◆ **What the task asks**
Every entry below must be copied exactly, with nothing left out.

Data extracted from a collection
━━━━━━━━━━

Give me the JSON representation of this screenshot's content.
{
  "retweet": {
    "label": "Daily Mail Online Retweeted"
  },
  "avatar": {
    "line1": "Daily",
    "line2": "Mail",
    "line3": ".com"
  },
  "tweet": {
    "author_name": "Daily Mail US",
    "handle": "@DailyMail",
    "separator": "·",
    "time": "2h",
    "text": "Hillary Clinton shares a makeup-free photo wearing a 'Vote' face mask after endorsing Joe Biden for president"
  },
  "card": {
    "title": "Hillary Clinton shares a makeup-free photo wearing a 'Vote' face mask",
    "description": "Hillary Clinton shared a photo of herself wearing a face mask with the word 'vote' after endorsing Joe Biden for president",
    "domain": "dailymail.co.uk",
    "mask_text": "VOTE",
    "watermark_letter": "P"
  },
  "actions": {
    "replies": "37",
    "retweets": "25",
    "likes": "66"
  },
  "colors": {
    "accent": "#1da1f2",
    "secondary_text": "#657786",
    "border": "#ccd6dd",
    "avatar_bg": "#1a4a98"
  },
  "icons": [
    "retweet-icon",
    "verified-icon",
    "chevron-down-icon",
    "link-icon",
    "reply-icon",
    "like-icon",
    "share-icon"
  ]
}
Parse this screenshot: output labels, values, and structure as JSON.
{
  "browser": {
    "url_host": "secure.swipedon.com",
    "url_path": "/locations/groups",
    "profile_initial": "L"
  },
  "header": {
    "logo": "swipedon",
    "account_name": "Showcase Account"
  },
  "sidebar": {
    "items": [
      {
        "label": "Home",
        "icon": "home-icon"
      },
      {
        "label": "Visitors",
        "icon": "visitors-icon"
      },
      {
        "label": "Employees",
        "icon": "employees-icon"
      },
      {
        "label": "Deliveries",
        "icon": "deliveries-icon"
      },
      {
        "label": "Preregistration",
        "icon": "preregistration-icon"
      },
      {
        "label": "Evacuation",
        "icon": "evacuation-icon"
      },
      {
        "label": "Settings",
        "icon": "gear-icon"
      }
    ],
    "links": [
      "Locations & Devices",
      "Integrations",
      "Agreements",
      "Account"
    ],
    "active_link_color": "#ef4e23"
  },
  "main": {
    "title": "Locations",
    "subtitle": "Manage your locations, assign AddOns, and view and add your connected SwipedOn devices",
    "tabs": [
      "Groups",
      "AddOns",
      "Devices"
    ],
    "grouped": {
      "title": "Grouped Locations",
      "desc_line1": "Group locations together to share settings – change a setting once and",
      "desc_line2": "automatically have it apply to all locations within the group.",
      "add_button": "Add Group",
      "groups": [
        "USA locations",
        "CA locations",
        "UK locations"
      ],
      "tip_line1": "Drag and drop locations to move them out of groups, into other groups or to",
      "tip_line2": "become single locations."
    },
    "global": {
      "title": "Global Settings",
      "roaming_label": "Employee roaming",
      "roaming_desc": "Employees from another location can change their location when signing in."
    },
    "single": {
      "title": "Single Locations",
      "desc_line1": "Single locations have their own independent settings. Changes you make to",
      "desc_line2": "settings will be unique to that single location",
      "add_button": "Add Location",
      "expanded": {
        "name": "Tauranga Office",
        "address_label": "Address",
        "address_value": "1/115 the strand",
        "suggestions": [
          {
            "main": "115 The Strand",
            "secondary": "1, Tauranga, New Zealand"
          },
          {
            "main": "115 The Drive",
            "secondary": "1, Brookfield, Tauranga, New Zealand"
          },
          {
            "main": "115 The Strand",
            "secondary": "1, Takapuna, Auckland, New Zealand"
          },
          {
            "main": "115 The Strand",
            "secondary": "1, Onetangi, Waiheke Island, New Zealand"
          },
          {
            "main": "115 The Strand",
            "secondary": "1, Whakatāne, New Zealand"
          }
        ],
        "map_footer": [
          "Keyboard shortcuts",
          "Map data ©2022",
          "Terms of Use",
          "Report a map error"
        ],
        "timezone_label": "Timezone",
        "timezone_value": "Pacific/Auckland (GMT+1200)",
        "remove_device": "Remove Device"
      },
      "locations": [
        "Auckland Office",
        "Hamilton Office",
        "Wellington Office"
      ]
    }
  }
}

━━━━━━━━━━

◆ **Output below**
Give me the JSON representation of this screenshot's content.
{
  "retweet": {
    "label": "Daily Mail Online Retweeted"
  },
  "avatar": {
    "line1": "Daily",
    "line2": "Mail",
    "line3": ".com"
  },
  "tweet": {
    "author_name": "Daily Mail US",
    "handle": "@DailyMail",
    "separator": "·",
    "time": "2h",
    "text": "Hillary Clinton shares a makeup-free photo wearing a 'Vote' face mask after endorsing Joe Biden for president"
  },
  "card": {
    "title": "Hillary Clinton shares a makeup-free photo wearing a 'Vote' face mask",
    "description": "Hillary Clinton shared a photo of herself wearing a face mask with the word 'vote' after endorsing Joe Biden for president",
    "domain": "dailymail.co.uk",
    "mask_text": "VOTE",
    "watermark_letter": "P"
  },
  "actions": {
    "replies": "37",
    "retweets": "25",
    "likes": "66"
  },
  "colors": {
    "accent": "#1da1f2",
    "secondary_text": "#657786",
    "border": "#ccd6dd",
    "avatar_bg": "#1a4a98"
  },
  "icons": [
    "retweet-icon",
    "verified-icon",
    "chevron-down-icon",
    "link-icon",
    "reply-icon",
    "like-icon",
    "share-icon"
  ]
}
Parse this screenshot: output labels, values, and structure as JSON.
{
  "browser": {
    "url_host": "secure.swipedon.com",
    "url_path": "/locations/groups",
    "profile_initial": "L"
  },
  "header": {
    "logo": "swipedon",
    "account_name": "Showcase Account"
  },
  "sidebar": {
    "items": [
      {
        "label": "Home",
        "icon": "home-icon"
      },
      {
        "label": "Visitors",
        "icon": "visitors-icon"
      },
      {
        "label": "Employees",
        "icon": "employees-icon"
      },
      {
        "label": "Deliveries",
        "icon": "deliveries-icon"
      },
      {
        "label": "Preregistration",
        "icon": "preregistration-icon"
      },
      {
        "label": "Evacuation",
        "icon": "evacuation-icon"
      },
      {
        "label": "Settings",
        "icon": "gear-icon"
      }
    ],
    "links": [
      "Locations & Devices",
      "Integrations",
      "Agreements",
      "Account"
    ],
    "active_link_color": "#ef4e23"
  },
  "main": {
    "title": "Locations",
    "subtitle": "Manage your locations, assign AddOns, and view and add your connected SwipedOn devices",
    "tabs": [
      "Groups",
      "AddOns",
      "Devices"
    ],
    "grouped": {
      "title": "Grouped Locations",
      "desc_line1": "Group locations together to share settings – change a setting once and",
      "desc_line2": "automatically have it apply to all locations within the group.",
      "add_button": "Add Group",
      "groups": [
        "USA locations",
        "CA locations",
        "UK locations"
      ],
      "tip_line1": "Drag and drop locations to move them out of groups, into other groups or to",
      "tip_line2": "become single locations."
    },
    "global": {
      "title": "Global Settings",
      "roaming_label": "Employee roaming",
      "roaming_desc": "Employees from another location can change their location when signing in."
    },
    "single": {
      "title": "Single Locations",
      "desc_line1": "Single locations have their own independent settings. Changes you make to",
      "desc_line2": "settings will be unique to that single location",
      "add_button": "Add Location",
      "expanded": {
        "name": "Tauranga Office",
        "address_label": "Address",
        "address_value": "1/115 the strand",
        "suggestions": [
          {
            "main": "115 The Strand",
            "secondary": "1, Tauranga, New Zealand"
          },
          {
            "main": "115 The Drive",
            "secondary": "1, Brookfield, Tauranga, New Zealand"
          },
          {
            "main": "115 The Strand",
            "secondary": "1, Takapuna, Auckland, New Zealand"
          },
          {
            "main": "115 The Strand",
            "secondary": "1, Onetangi, Waiheke Island, New Zealand"
          },
          {
            "main": "115 The Strand",
            "secondary": "1, Whakatāne, New Zealand"
          }
        ],
        "map_footer": [
          "Keyboard shortcuts",
          "Map data ©2022",
          "Terms of Use",
          "Report a map error"
        ],
        "timezone_label": "Timezone",
        "timezone_value": "Pacific/Auckland (GMT+1200)",
        "remove_device": "Remove Device"
      },
      "locations": [
        "Auckland Office",
        "Hamilton Office",
        "Wellington Office"
      ]
    }
  }
}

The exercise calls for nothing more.